Copy each line of the listing that includes "explorer".
The data: Begin
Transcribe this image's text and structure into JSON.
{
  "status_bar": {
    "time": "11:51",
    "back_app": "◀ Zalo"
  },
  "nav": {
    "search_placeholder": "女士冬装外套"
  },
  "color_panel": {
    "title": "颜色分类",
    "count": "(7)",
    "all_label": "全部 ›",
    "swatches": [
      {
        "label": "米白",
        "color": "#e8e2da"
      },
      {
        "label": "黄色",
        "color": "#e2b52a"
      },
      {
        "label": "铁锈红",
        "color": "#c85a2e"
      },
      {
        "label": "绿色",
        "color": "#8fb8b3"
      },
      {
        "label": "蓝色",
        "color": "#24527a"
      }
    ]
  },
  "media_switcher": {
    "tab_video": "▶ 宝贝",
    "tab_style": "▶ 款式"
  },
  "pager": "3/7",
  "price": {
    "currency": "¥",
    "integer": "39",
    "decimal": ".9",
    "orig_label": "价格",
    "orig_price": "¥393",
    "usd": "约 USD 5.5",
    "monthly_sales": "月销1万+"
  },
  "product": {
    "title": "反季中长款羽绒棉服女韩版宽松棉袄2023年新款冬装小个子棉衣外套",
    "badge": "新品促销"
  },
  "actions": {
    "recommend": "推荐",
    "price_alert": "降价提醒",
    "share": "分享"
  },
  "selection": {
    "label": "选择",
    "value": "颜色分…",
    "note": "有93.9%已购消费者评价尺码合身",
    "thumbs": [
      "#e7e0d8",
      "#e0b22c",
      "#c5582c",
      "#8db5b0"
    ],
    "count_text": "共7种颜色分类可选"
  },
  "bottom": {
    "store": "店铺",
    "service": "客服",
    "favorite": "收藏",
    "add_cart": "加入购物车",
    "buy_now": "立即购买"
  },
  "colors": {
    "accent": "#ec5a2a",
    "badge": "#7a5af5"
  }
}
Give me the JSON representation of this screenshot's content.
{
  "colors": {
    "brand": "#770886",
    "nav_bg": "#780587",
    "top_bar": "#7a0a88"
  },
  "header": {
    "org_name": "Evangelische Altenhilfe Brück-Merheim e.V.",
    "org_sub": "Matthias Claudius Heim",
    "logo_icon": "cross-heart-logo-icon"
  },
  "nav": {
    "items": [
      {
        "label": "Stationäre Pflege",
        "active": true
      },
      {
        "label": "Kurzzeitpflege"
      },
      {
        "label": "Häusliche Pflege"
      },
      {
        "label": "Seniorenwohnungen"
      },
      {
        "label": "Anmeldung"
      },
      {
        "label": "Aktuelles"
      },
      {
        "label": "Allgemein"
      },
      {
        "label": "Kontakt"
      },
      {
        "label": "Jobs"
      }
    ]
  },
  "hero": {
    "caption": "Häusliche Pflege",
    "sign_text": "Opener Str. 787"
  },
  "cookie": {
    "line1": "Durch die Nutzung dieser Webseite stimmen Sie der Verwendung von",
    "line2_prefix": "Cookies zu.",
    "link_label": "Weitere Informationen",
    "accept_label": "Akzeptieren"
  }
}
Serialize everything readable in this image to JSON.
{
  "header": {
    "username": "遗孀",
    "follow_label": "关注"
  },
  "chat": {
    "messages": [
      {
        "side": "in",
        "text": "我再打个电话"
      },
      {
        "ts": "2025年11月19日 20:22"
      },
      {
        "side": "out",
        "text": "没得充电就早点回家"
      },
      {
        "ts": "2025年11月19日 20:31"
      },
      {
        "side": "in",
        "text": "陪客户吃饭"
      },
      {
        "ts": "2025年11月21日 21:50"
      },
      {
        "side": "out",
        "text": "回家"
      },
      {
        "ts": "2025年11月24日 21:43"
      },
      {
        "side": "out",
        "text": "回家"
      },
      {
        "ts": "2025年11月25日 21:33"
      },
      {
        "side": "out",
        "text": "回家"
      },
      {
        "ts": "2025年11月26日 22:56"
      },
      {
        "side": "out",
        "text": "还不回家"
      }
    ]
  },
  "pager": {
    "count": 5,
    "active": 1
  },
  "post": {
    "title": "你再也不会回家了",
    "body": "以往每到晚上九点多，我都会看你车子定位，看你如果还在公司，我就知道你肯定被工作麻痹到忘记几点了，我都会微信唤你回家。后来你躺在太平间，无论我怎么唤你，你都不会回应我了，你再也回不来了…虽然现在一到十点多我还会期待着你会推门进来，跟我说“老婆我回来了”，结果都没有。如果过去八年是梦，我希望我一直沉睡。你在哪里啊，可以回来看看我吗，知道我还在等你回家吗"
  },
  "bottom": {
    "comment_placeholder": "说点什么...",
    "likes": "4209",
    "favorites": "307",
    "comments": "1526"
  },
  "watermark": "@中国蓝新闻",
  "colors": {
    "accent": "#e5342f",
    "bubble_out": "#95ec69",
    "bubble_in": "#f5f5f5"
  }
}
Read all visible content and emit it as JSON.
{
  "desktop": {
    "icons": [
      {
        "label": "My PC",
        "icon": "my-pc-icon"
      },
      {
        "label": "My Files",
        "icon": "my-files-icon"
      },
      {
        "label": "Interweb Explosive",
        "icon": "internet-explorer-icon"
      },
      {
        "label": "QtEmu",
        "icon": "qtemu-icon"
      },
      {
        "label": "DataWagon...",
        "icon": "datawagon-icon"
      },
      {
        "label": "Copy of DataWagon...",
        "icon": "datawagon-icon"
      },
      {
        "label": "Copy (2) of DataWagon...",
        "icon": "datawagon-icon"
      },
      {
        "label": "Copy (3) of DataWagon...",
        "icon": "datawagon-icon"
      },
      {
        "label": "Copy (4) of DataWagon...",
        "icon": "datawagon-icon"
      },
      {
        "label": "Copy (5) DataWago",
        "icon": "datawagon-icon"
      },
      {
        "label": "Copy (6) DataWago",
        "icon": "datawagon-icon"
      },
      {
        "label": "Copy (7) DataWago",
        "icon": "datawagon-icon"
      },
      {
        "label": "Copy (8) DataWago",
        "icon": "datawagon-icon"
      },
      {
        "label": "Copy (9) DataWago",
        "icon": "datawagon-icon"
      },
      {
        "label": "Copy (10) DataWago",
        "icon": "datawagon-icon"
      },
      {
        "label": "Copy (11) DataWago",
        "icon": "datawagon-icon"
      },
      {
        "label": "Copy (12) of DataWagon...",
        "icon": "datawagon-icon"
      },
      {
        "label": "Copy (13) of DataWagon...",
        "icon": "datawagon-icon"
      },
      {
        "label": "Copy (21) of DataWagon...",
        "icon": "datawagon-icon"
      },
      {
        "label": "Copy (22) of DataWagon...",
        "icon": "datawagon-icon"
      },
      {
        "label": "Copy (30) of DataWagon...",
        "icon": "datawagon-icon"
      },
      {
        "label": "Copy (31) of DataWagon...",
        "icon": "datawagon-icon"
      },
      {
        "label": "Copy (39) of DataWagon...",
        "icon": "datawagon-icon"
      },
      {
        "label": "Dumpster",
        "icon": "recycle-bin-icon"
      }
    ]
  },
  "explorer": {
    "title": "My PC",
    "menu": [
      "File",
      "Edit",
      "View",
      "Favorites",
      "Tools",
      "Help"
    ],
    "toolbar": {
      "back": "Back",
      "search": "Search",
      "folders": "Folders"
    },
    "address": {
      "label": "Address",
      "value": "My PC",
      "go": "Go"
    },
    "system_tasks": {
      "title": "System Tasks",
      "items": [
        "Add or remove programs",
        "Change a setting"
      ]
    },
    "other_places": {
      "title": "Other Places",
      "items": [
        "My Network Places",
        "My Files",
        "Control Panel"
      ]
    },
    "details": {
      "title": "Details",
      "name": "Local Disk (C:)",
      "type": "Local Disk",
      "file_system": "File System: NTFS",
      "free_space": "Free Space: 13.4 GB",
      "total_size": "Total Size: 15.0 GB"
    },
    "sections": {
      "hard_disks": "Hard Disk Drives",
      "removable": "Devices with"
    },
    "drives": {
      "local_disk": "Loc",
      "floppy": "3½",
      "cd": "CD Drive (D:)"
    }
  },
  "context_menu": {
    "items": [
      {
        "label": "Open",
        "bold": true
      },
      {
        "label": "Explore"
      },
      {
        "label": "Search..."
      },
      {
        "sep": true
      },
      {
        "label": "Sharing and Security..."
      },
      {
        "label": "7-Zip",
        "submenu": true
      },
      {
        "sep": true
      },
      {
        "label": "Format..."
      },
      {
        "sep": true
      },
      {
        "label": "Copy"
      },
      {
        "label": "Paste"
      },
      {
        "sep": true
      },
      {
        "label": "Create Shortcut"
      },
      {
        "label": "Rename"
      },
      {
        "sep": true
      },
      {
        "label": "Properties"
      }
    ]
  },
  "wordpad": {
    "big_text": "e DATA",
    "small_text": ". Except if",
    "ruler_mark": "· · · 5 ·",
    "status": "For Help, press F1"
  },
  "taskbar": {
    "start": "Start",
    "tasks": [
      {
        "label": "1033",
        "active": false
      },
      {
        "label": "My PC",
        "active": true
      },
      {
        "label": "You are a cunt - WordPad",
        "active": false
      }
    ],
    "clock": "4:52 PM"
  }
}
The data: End
**Result of this task:**
        "icon": "internet-explorer-icon"
  "explorer": {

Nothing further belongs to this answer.